Rothafel was the man behind the construction of the Roxy Theater, which opened in New York in the late 1920’s.  Miss Gambarelli began a long term contract at the theater, performing for audiences with her company of principal ballerina’s called the Roxy-ettes.  As you may have guessed, that dance line most likely evolved into the famed Radio City Rockettes.  At least that’s the story I found.  Nailing down the past is a dicey proposition, competing with numerous other theories.  However, it does seem to flow.

This ties into my book because Helen danced for Miss Gambarelli in 1932.  The soloist had been engaged by investors to lead a dance company on a tour of European cities.  The company titled “The American Beauties,” was slated to perform first in Paris, then to Brussels, Monte Carlo, and ending in Erba, Italy.  I found in Helen’s papers that the backers worked through the William Morris Agency in New York, in conjunction with the Lartique Agency on the Champs Elysee in Paris.

Helen successfully won a spot with the troupe, and began rehearsals with ten other girls in New York.  Then the dancers experienced a near mythical crossing on the SS Ile de France to Le Havre, and by rail to Paris–all in Miss Gambarelli care.

After the endless training, all of the traveling, all of the money spent in promotion–the tour faced failure.  After only two weeks of performing at the “Le Ambassadeurs” club in Paris, Miss Gambarelli quit the tour.  And not only did she quit, she turned around and sued Lartique for breech of contract.  Miss Gambarelli wasn’t being treated up to her expectations, nor was she allowed to maintain control over the music, or the  choreography of the production.  So she quit.

When I wrote about this episode in the book I needed to find the right word to describe Miss Gambarelli’s behavior.  I couldn’t use diva, because that’s a term that didn’t become a pejorative until today.  Prima-donna is a tough one too.  In fact spell-check doesn’t even recognized Prima-donna, let alone touch on its meaning.

But, if anyone fitted the term, it was Maria Gambarelli.

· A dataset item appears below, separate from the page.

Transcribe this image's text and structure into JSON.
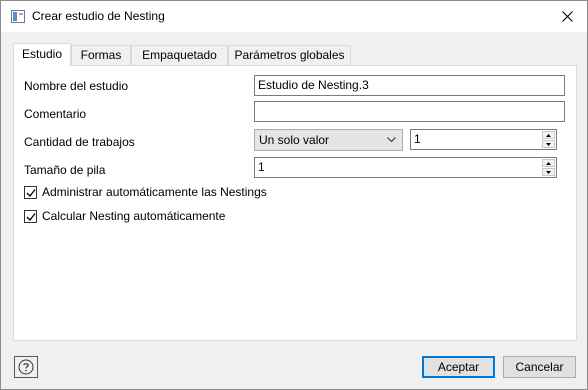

In the end the tour carried on without it’s star, and evolved over time into a broader variety program.  A new headliner re-tooled the production adding more song and dance, enjoying great success by the time Helen left for New York in 1933.

The show must go on.